• Action item
How many lines in the records below hold the word "Rupees"? Answer with the number alone.

• Task material

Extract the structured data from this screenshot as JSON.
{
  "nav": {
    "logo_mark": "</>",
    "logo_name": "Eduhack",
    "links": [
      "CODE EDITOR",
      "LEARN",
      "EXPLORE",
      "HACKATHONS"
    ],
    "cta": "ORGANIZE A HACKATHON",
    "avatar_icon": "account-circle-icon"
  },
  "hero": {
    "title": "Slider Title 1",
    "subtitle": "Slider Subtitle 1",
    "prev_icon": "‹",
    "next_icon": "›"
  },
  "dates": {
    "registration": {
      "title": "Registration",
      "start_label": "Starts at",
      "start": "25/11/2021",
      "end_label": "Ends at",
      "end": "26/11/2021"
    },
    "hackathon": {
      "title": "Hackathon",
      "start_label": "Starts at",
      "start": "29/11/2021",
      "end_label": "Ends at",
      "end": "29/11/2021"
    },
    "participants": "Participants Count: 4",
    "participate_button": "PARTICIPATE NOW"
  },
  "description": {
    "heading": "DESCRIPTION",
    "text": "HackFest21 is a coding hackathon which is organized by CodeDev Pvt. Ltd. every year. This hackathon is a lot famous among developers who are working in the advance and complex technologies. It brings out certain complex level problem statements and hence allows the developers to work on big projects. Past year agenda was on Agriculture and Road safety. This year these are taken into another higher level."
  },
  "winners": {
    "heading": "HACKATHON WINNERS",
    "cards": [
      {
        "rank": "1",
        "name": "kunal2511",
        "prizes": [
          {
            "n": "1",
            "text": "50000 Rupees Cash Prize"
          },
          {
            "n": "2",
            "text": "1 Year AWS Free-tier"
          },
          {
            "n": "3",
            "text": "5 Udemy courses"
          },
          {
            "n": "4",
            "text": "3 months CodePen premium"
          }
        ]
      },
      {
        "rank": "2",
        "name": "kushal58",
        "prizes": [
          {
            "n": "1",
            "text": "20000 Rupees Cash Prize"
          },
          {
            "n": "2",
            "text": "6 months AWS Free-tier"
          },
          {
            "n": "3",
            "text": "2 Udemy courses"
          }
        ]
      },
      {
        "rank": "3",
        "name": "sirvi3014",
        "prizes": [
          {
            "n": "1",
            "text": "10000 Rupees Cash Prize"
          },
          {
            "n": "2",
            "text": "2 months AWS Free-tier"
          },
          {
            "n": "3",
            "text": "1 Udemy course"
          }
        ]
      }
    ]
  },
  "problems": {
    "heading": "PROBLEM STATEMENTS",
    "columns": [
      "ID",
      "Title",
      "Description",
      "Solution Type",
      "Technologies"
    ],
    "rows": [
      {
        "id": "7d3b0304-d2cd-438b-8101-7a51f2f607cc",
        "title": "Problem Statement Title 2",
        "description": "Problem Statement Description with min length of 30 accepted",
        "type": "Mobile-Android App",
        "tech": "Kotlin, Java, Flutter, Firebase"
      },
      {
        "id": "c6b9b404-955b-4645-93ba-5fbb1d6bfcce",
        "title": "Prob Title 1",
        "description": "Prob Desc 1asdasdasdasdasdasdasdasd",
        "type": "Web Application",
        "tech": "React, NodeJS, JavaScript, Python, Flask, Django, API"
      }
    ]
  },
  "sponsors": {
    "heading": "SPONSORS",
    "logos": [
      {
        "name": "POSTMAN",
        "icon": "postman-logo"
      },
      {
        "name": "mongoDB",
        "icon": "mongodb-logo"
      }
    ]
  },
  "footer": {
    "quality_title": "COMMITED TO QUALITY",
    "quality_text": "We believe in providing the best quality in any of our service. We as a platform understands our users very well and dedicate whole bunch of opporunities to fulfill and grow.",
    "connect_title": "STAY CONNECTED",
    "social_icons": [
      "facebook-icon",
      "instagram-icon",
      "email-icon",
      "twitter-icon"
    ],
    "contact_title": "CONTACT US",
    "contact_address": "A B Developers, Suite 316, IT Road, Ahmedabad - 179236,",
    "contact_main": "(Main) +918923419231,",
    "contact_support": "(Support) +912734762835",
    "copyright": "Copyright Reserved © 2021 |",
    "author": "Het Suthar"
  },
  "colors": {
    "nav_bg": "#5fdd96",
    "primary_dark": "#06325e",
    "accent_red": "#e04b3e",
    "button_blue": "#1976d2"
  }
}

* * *

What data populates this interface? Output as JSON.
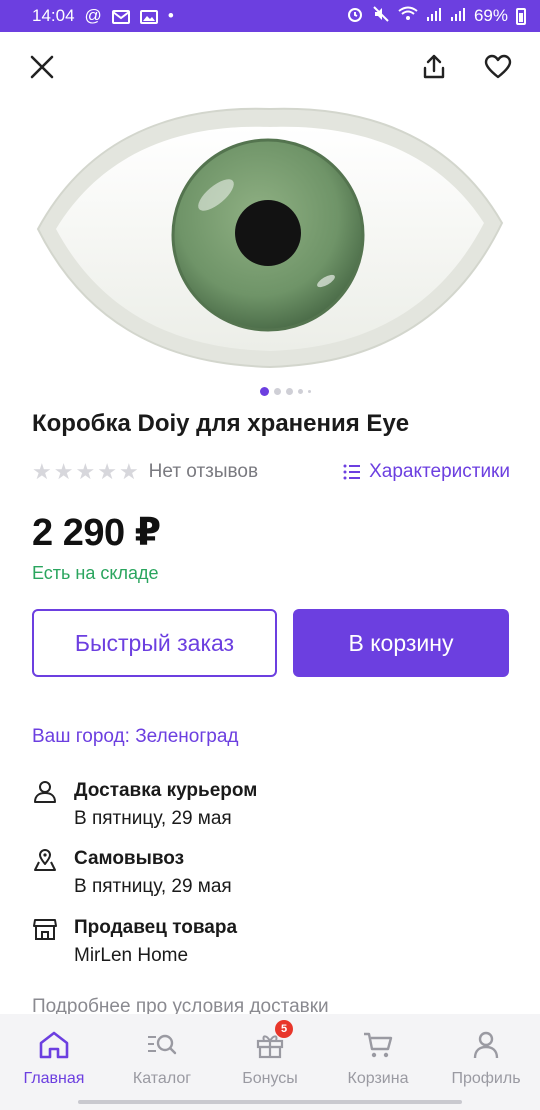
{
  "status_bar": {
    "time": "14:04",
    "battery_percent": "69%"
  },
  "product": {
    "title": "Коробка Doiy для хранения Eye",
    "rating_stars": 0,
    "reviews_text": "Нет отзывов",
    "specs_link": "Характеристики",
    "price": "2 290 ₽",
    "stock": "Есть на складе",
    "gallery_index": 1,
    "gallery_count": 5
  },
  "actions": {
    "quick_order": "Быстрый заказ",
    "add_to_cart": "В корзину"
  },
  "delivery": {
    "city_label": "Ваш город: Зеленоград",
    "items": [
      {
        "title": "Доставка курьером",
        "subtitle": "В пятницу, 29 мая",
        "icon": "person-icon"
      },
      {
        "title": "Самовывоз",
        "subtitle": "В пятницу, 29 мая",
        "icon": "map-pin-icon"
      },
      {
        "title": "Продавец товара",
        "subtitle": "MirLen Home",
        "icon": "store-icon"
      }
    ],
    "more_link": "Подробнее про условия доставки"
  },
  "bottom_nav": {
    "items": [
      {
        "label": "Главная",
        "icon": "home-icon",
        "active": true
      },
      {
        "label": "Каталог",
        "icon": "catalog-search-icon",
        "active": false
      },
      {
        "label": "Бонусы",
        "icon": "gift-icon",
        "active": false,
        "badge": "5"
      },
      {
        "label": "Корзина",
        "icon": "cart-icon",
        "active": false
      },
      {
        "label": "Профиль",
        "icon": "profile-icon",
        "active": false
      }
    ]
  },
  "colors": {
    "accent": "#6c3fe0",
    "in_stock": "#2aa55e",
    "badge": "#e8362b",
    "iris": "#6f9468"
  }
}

• Answer to this problem
3